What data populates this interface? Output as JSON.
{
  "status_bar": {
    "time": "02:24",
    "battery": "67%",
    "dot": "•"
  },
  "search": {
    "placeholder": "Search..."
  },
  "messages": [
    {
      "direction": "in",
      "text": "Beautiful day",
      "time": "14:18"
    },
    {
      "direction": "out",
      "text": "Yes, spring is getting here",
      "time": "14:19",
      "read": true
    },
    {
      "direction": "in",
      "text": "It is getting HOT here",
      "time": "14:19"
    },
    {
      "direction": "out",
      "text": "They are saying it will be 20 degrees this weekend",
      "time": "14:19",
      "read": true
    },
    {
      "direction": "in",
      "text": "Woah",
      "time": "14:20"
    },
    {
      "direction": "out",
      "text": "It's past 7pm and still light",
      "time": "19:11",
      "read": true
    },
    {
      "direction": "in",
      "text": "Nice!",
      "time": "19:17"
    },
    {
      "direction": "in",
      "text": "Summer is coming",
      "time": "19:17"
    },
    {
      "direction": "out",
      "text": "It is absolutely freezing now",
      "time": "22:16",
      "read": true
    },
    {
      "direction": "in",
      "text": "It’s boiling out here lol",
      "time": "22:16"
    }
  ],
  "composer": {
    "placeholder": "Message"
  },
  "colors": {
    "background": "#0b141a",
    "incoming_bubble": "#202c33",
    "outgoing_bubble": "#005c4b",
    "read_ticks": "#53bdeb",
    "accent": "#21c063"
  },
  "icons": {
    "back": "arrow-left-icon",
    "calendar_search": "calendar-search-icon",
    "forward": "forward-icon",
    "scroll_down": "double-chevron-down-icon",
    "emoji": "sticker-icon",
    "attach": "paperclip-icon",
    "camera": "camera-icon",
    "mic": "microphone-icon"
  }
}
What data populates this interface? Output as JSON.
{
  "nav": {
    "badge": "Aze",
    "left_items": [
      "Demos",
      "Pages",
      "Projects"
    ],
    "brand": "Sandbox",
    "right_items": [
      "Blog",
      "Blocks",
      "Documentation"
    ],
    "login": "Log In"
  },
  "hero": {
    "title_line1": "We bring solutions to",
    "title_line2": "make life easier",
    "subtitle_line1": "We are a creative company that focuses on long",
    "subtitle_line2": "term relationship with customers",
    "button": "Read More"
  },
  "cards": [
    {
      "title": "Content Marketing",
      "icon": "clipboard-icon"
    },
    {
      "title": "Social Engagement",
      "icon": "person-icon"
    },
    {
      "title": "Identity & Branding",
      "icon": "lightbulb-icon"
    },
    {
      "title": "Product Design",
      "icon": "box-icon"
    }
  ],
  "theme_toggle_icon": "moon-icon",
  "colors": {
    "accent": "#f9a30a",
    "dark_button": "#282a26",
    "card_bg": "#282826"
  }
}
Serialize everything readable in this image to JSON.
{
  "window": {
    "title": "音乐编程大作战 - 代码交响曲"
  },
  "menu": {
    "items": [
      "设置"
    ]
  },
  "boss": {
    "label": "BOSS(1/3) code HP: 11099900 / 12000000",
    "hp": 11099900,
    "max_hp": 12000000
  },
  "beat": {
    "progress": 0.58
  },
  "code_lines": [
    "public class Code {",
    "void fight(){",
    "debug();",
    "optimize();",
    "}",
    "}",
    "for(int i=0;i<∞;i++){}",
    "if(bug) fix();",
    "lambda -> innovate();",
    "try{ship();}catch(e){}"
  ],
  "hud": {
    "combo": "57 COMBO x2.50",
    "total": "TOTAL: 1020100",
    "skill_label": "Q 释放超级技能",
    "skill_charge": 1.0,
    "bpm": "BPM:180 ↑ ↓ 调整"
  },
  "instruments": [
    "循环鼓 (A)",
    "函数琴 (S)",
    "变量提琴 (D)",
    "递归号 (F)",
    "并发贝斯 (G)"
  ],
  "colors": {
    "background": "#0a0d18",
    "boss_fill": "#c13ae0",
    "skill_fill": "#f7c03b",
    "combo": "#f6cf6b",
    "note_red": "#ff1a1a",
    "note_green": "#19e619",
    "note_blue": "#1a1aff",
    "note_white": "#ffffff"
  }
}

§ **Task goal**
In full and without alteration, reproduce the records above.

§ **Reply**
What data populates this interface? Output as JSON.
{
  "status_bar": {
    "time": "02:24",
    "battery": "67%",
    "dot": "•"
  },
  "search": {
    "placeholder": "Search..."
  },
  "messages": [
    {
      "direction": "in",
      "text": "Beautiful day",
      "time": "14:18"
    },
    {
      "direction": "out",
      "text": "Yes, spring is getting here",
      "time": "14:19",
      "read": true
    },
    {
      "direction": "in",
      "text": "It is getting HOT here",
      "time": "14:19"
    },
    {
      "direction": "out",
      "text": "They are saying it will be 20 degrees this weekend",
      "time": "14:19",
      "read": true
    },
    {
      "direction": "in",
      "text": "Woah",
      "time": "14:20"
    },
    {
      "direction": "out",
      "text": "It's past 7pm and still light",
      "time": "19:11",
      "read": true
    },
    {
      "direction": "in",
      "text": "Nice!",
      "time": "19:17"
    },
    {
      "direction": "in",
      "text": "Summer is coming",
      "time": "19:17"
    },
    {
      "direction": "out",
      "text": "It is absolutely freezing now",
      "time": "22:16",
      "read": true
    },
    {
      "direction": "in",
      "text": "It’s boiling out here lol",
      "time": "22:16"
    }
  ],
  "composer": {
    "placeholder": "Message"
  },
  "colors": {
    "background": "#0b141a",
    "incoming_bubble": "#202c33",
    "outgoing_bubble": "#005c4b",
    "read_ticks": "#53bdeb",
    "accent": "#21c063"
  },
  "icons": {
    "back": "arrow-left-icon",
    "calendar_search": "calendar-search-icon",
    "forward": "forward-icon",
    "scroll_down": "double-chevron-down-icon",
    "emoji": "sticker-icon",
    "attach": "paperclip-icon",
    "camera": "camera-icon",
    "mic": "microphone-icon"
  }
}
What data populates this interface? Output as JSON.
{
  "nav": {
    "badge": "Aze",
    "left_items": [
      "Demos",
      "Pages",
      "Projects"
    ],
    "brand": "Sandbox",
    "right_items": [
      "Blog",
      "Blocks",
      "Documentation"
    ],
    "login": "Log In"
  },
  "hero": {
    "title_line1": "We bring solutions to",
    "title_line2": "make life easier",
    "subtitle_line1": "We are a creative company that focuses on long",
    "subtitle_line2": "term relationship with customers",
    "button": "Read More"
  },
  "cards": [
    {
      "title": "Content Marketing",
      "icon": "clipboard-icon"
    },
    {
      "title": "Social Engagement",
      "icon": "person-icon"
    },
    {
      "title": "Identity & Branding",
      "icon": "lightbulb-icon"
    },
    {
      "title": "Product Design",
      "icon": "box-icon"
    }
  ],
  "theme_toggle_icon": "moon-icon",
  "colors": {
    "accent": "#f9a30a",
    "dark_button": "#282a26",
    "card_bg": "#282826"
  }
}
Serialize everything readable in this image to JSON.
{
  "window": {
    "title": "音乐编程大作战 - 代码交响曲"
  },
  "menu": {
    "items": [
      "设置"
    ]
  },
  "boss": {
    "label": "BOSS(1/3) code HP: 11099900 / 12000000",
    "hp": 11099900,
    "max_hp": 12000000
  },
  "beat": {
    "progress": 0.58
  },
  "code_lines": [
    "public class Code {",
    "void fight(){",
    "debug();",
    "optimize();",
    "}",
    "}",
    "for(int i=0;i<∞;i++){}",
    "if(bug) fix();",
    "lambda -> innovate();",
    "try{ship();}catch(e){}"
  ],
  "hud": {
    "combo": "57 COMBO x2.50",
    "total": "TOTAL: 1020100",
    "skill_label": "Q 释放超级技能",
    "skill_charge": 1.0,
    "bpm": "BPM:180 ↑ ↓ 调整"
  },
  "instruments": [
    "循环鼓 (A)",
    "函数琴 (S)",
    "变量提琴 (D)",
    "递归号 (F)",
    "并发贝斯 (G)"
  ],
  "colors": {
    "background": "#0a0d18",
    "boss_fill": "#c13ae0",
    "skill_fill": "#f7c03b",
    "combo": "#f6cf6b",
    "note_red": "#ff1a1a",
    "note_green": "#19e619",
    "note_blue": "#1a1aff",
    "note_white": "#ffffff"
  }
}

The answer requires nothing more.